Henry Shefflin on being a spectator and the upcoming championship

GAABy Sean McGoldrick
Henry Sheflin with the last of his 10 All-Ireland wins
Henry Sheflin with the last of his 10 All-Ireland wins

June 21, 2015, marks the first day in the rest of the life of Henry Shefflin. For the first time in his adult life he will go as a spectator to a championship match involv­ing Kilkenny.

The All-Ireland title holders begin the defence of their pro­vincial crown at Nowlan Park that day, probably against Wex­ford. But the game’s most deco­rated star will have absolutely no influence on the outcome.

“It will be a whole new experi­ence going to Kilkenny games as a spectator. The fact that I’m no longer involved will probably hit home that day. At the moment it’s a bit of a novelty.

“The last time I remember being a spectator at a Kilkenny match was the 1998 All-Ireland Final. My brother Paul was captain of the Kilkenny mi­nor team that day and I have distinct memories of travelling up to the game and of Brian Whelehan’s performance in the senior match.”

On the field it wasn’t a memorable days for the Cats, the minor side lost to Cork while the senior team were beaten by Offaly after Whelehan’s switch to full-forward changed the course of the decider.

Nobody leaving Croke Park that evening could have envisaged what would happen next in the world of hurling.

Come the 1999 championship Brian Cody was in charge of Kilkenny and Shefflin had been parachuted into the senior squad. He played in the 1999 final – the first of 13 All-Ireland Final appearances during a majestic career which yielded a record haul of 10 winner’s medals.

He’s still weaning himself off the routine of being an inter-county hurl­er. When he sees his neighbours in Ballyhale, TJ Reid and the Fennelly brothers, Michael and Colin, heading off to training in Nowlan Park he mo­mentarily forgets that he has retired and wonders why he’s isn’t heading for the city as well.
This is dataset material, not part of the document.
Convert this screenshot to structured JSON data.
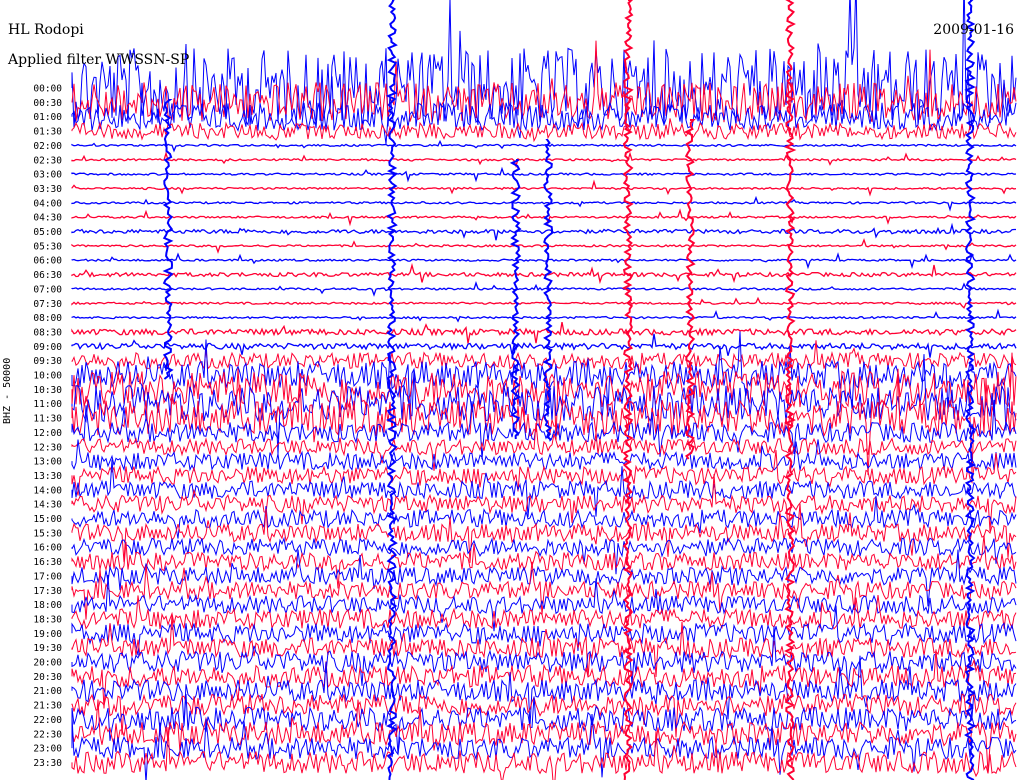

It could be the year of high-profile retirements in the sporting world. Already Shefflin and the world’s greatest jump jockey Tony McCoy have stepped away from the sport they loved in 2015. Although he’s not an aficionado of National Hunt racing, Shefflin couldn’t but have noticed the phenomenal figures in McCoy’s career. “Obviously I was in awe of what he achieved.”

But it was something else that struck Shefflin as he read the inter­views the Co Antrim-born jockey gave when he hung up his saddle and whip. “It brought it home to me the difference between amateur and profes­sional sportsmen. This was his whole life.

“I have my work and I still can stay involved in the sport. I was talking to Tommy Walsh about this and how important it is to be able to still play hurling for your club once you retire from the inter-county game. It’s not like Tony can ride in donkey derbies. So in that sense GAA players have the best of both worlds.

“From a practical point of view, professionalism is not an option in Gaelic games anyway. We have the best of both worlds. The club is so important to the whole GAA ethos.”

In a throwaway comment at the press conference to announce his retirement, he mentioned that he now would have more time to look after the Ballyhale Shamrocks U-6 squad. The team mentors didn’t miss the remark and he’s now involved with the squad.

“It’s just a matter of getting them down to the field. We don’t take it serious until they are under eight,” he jokes.

Shefflin has signed up as a panellist with the Sunday Game and like most commentators he is expecting a very open championship in the coming months.

“I believe Kilkenny and Tipperary will both want to go the direct route or at the very least reach the provincials finals. Kilkenny have been on the road so long that they want to avoid as many trap doors as possible.

“At least when you get to a provin­cial final you are guaranteed a place in the All-Ireland quarter-finals which means only one extra game.”

Shefflin’s views may be coloured by his own experience. In the two seasons during his career that Kilkenny failed to reach the Leinster final (2004 and 2013) they subsequently failed to win the All-Ireland.

Now that he has retired from the inter-county game he won’t ever get a chance to take a penalty under the new rules where he would have faced the game’s leading goalkeepers in a one-on-one shoot out.

“The new rule will definitely make a difference, the advantage is back with the penalty taker again.”

One suspects, given his compet­itive streak, Shefflin would have enjoyed that challenge, though club goalkeepers in Kilkenny will now have the dubious pleasure of facing him alone when Ballyhale are awarded penalties.

He hasn’t played since the All-Ireland Club Final on St Pat­rick’s Day. “The team manage­ment gave the older players a break afterwards. I wasn’t happy about it but now looking back on it I’m glad of the break.”

Come the summer though, it will be a case of heading for a Kilkenny club ground to see the greatest hurler of all time play out the autumn days of his career.